- [Aim of the task]
Repeat the data exactly, please; no pictures belong in the copy.

- [Material to process]
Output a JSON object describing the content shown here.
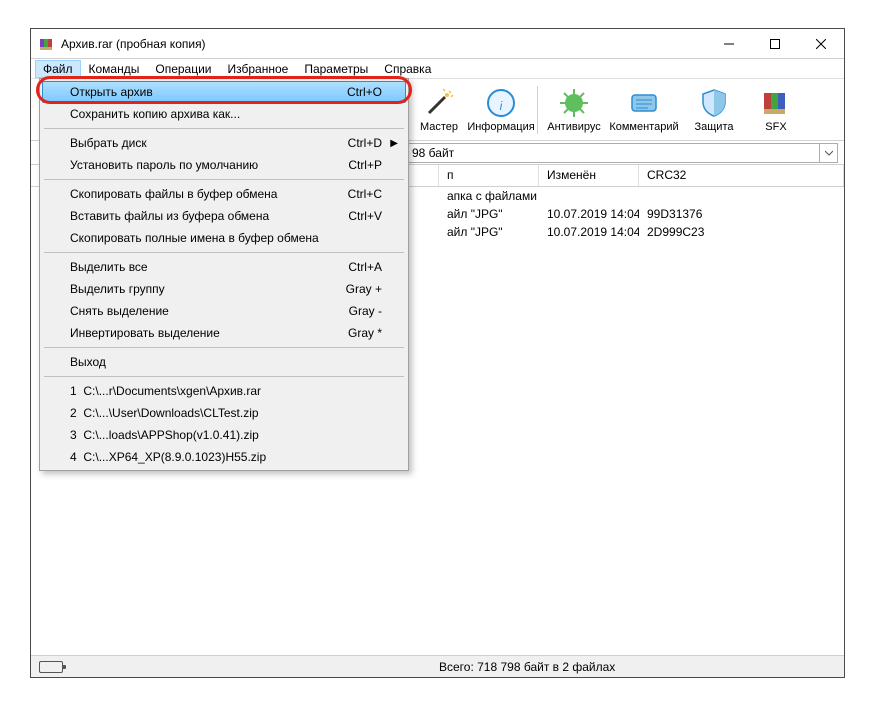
{
  "title": "Архив.rar (пробная копия)",
  "menubar": [
    "Файл",
    "Команды",
    "Операции",
    "Избранное",
    "Параметры",
    "Справка"
  ],
  "toolbar": [
    {
      "label": "Мастер",
      "icon": "wand"
    },
    {
      "label": "Информация",
      "icon": "info"
    },
    {
      "label": "Антивирус",
      "icon": "virus"
    },
    {
      "label": "Комментарий",
      "icon": "comment"
    },
    {
      "label": "Защита",
      "icon": "shield"
    },
    {
      "label": "SFX",
      "icon": "sfx"
    }
  ],
  "path_suffix": "98 байт",
  "columns": {
    "type": "п",
    "modified": "Изменён",
    "crc": "CRC32"
  },
  "rows": [
    {
      "type": "апка с файлами",
      "modified": "",
      "crc": ""
    },
    {
      "type": "айл \"JPG\"",
      "modified": "10.07.2019 14:04",
      "crc": "99D31376"
    },
    {
      "type": "айл \"JPG\"",
      "modified": "10.07.2019 14:04",
      "crc": "2D999C23"
    }
  ],
  "status": "Всего: 718 798 байт в 2 файлах",
  "menu": {
    "open_archive": {
      "label": "Открыть архив",
      "shortcut": "Ctrl+O"
    },
    "save_copy": {
      "label": "Сохранить копию архива как..."
    },
    "choose_drive": {
      "label": "Выбрать диск",
      "shortcut": "Ctrl+D",
      "sub": true
    },
    "set_password": {
      "label": "Установить пароль по умолчанию",
      "shortcut": "Ctrl+P"
    },
    "copy_files": {
      "label": "Скопировать файлы в буфер обмена",
      "shortcut": "Ctrl+C"
    },
    "paste_files": {
      "label": "Вставить файлы из буфера обмена",
      "shortcut": "Ctrl+V"
    },
    "copy_names": {
      "label": "Скопировать полные имена в буфер обмена"
    },
    "select_all": {
      "label": "Выделить все",
      "shortcut": "Ctrl+A"
    },
    "select_group": {
      "label": "Выделить группу",
      "shortcut": "Gray +"
    },
    "deselect": {
      "label": "Снять выделение",
      "shortcut": "Gray -"
    },
    "invert": {
      "label": "Инвертировать выделение",
      "shortcut": "Gray *"
    },
    "exit": {
      "label": "Выход"
    },
    "recent": [
      {
        "n": "1",
        "path": "C:\\...r\\Documents\\xgen\\Архив.rar"
      },
      {
        "n": "2",
        "path": "C:\\...\\User\\Downloads\\CLTest.zip"
      },
      {
        "n": "3",
        "path": "C:\\...loads\\APPShop(v1.0.41).zip"
      },
      {
        "n": "4",
        "path": "C:\\...XP64_XP(8.9.0.1023)H55.zip"
      }
    ]
  }
}
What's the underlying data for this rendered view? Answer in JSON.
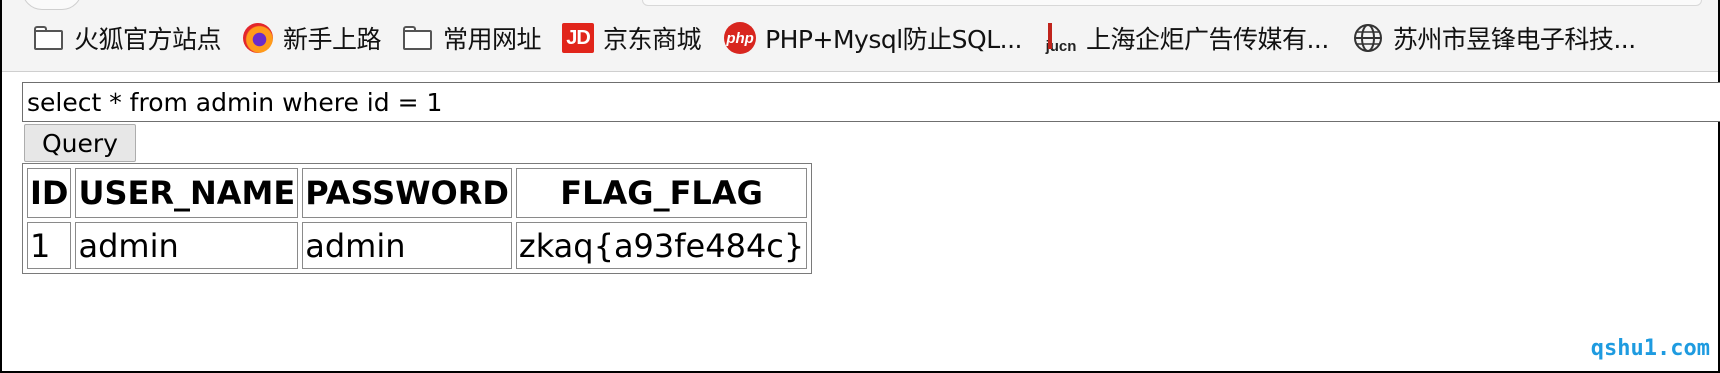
{
  "bookmarks": [
    {
      "label": "火狐官方站点",
      "icon": "folder-icon"
    },
    {
      "label": "新手上路",
      "icon": "firefox-icon"
    },
    {
      "label": "常用网址",
      "icon": "folder-icon"
    },
    {
      "label": "京东商城",
      "icon": "jd-icon",
      "icon_text": "JD"
    },
    {
      "label": "PHP+Mysql防止SQL...",
      "icon": "php-icon",
      "icon_text": "php"
    },
    {
      "label": "上海企炬广告传媒有...",
      "icon": "jucn-icon",
      "icon_text": "jucn"
    },
    {
      "label": "苏州市昱锋电子科技...",
      "icon": "globe-icon"
    }
  ],
  "query": {
    "value": "select * from admin where id = 1",
    "button_label": "Query"
  },
  "results": {
    "headers": [
      "ID",
      "USER_NAME",
      "PASSWORD",
      "FLAG_FLAG"
    ],
    "rows": [
      [
        "1",
        "admin",
        "admin",
        "zkaq{a93fe484c}"
      ]
    ]
  },
  "watermark": "qshu1.com",
  "colors": {
    "jd_red": "#e1251b",
    "php_red": "#d8261f",
    "watermark_blue": "#1e9be0"
  }
}
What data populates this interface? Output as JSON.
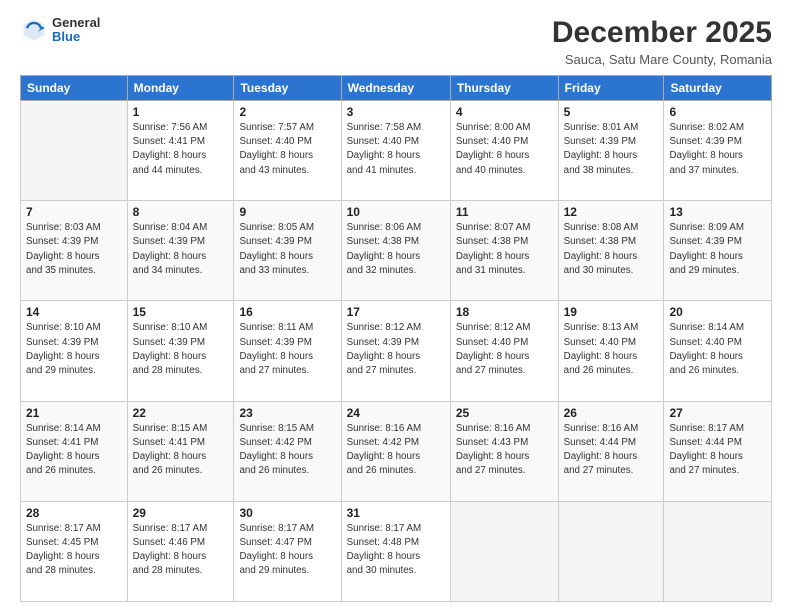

- [Answer to this task]
Output a JSON object describing the content shown here.
{
  "title": "Архив.rar (пробная копия)",
  "menubar": [
    "Файл",
    "Команды",
    "Операции",
    "Избранное",
    "Параметры",
    "Справка"
  ],
  "toolbar": [
    {
      "label": "Мастер",
      "icon": "wand"
    },
    {
      "label": "Информация",
      "icon": "info"
    },
    {
      "label": "Антивирус",
      "icon": "virus"
    },
    {
      "label": "Комментарий",
      "icon": "comment"
    },
    {
      "label": "Защита",
      "icon": "shield"
    },
    {
      "label": "SFX",
      "icon": "sfx"
    }
  ],
  "path_suffix": "98 байт",
  "columns": {
    "type": "п",
    "modified": "Изменён",
    "crc": "CRC32"
  },
  "rows": [
    {
      "type": "апка с файлами",
      "modified": "",
      "crc": ""
    },
    {
      "type": "айл \"JPG\"",
      "modified": "10.07.2019 14:04",
      "crc": "99D31376"
    },
    {
      "type": "айл \"JPG\"",
      "modified": "10.07.2019 14:04",
      "crc": "2D999C23"
    }
  ],
  "status": "Всего: 718 798 байт в 2 файлах",
  "menu": {
    "open_archive": {
      "label": "Открыть архив",
      "shortcut": "Ctrl+O"
    },
    "save_copy": {
      "label": "Сохранить копию архива как..."
    },
    "choose_drive": {
      "label": "Выбрать диск",
      "shortcut": "Ctrl+D",
      "sub": true
    },
    "set_password": {
      "label": "Установить пароль по умолчанию",
      "shortcut": "Ctrl+P"
    },
    "copy_files": {
      "label": "Скопировать файлы в буфер обмена",
      "shortcut": "Ctrl+C"
    },
    "paste_files": {
      "label": "Вставить файлы из буфера обмена",
      "shortcut": "Ctrl+V"
    },
    "copy_names": {
      "label": "Скопировать полные имена в буфер обмена"
    },
    "select_all": {
      "label": "Выделить все",
      "shortcut": "Ctrl+A"
    },
    "select_group": {
      "label": "Выделить группу",
      "shortcut": "Gray +"
    },
    "deselect": {
      "label": "Снять выделение",
      "shortcut": "Gray -"
    },
    "invert": {
      "label": "Инвертировать выделение",
      "shortcut": "Gray *"
    },
    "exit": {
      "label": "Выход"
    },
    "recent": [
      {
        "n": "1",
        "path": "C:\\...r\\Documents\\xgen\\Архив.rar"
      },
      {
        "n": "2",
        "path": "C:\\...\\User\\Downloads\\CLTest.zip"
      },
      {
        "n": "3",
        "path": "C:\\...loads\\APPShop(v1.0.41).zip"
      },
      {
        "n": "4",
        "path": "C:\\...XP64_XP(8.9.0.1023)H55.zip"
      }
    ]
  }
}
What's the underlying data for this rendered view? Answer in JSON.
{
  "bookmarks": [
    {
      "label": "火狐官方站点",
      "icon": "folder-icon"
    },
    {
      "label": "新手上路",
      "icon": "firefox-icon"
    },
    {
      "label": "常用网址",
      "icon": "folder-icon"
    },
    {
      "label": "京东商城",
      "icon": "jd-icon",
      "icon_text": "JD"
    },
    {
      "label": "PHP+Mysql防止SQL...",
      "icon": "php-icon",
      "icon_text": "php"
    },
    {
      "label": "上海企炬广告传媒有...",
      "icon": "jucn-icon",
      "icon_text": "jucn"
    },
    {
      "label": "苏州市昱锋电子科技...",
      "icon": "globe-icon"
    }
  ],
  "query": {
    "value": "select * from admin where id = 1",
    "button_label": "Query"
  },
  "results": {
    "headers": [
      "ID",
      "USER_NAME",
      "PASSWORD",
      "FLAG_FLAG"
    ],
    "rows": [
      [
        "1",
        "admin",
        "admin",
        "zkaq{a93fe484c}"
      ]
    ]
  },
  "watermark": "qshu1.com",
  "colors": {
    "jd_red": "#e1251b",
    "php_red": "#d8261f",
    "watermark_blue": "#1e9be0"
  }
}
What data populates this interface? Output as JSON.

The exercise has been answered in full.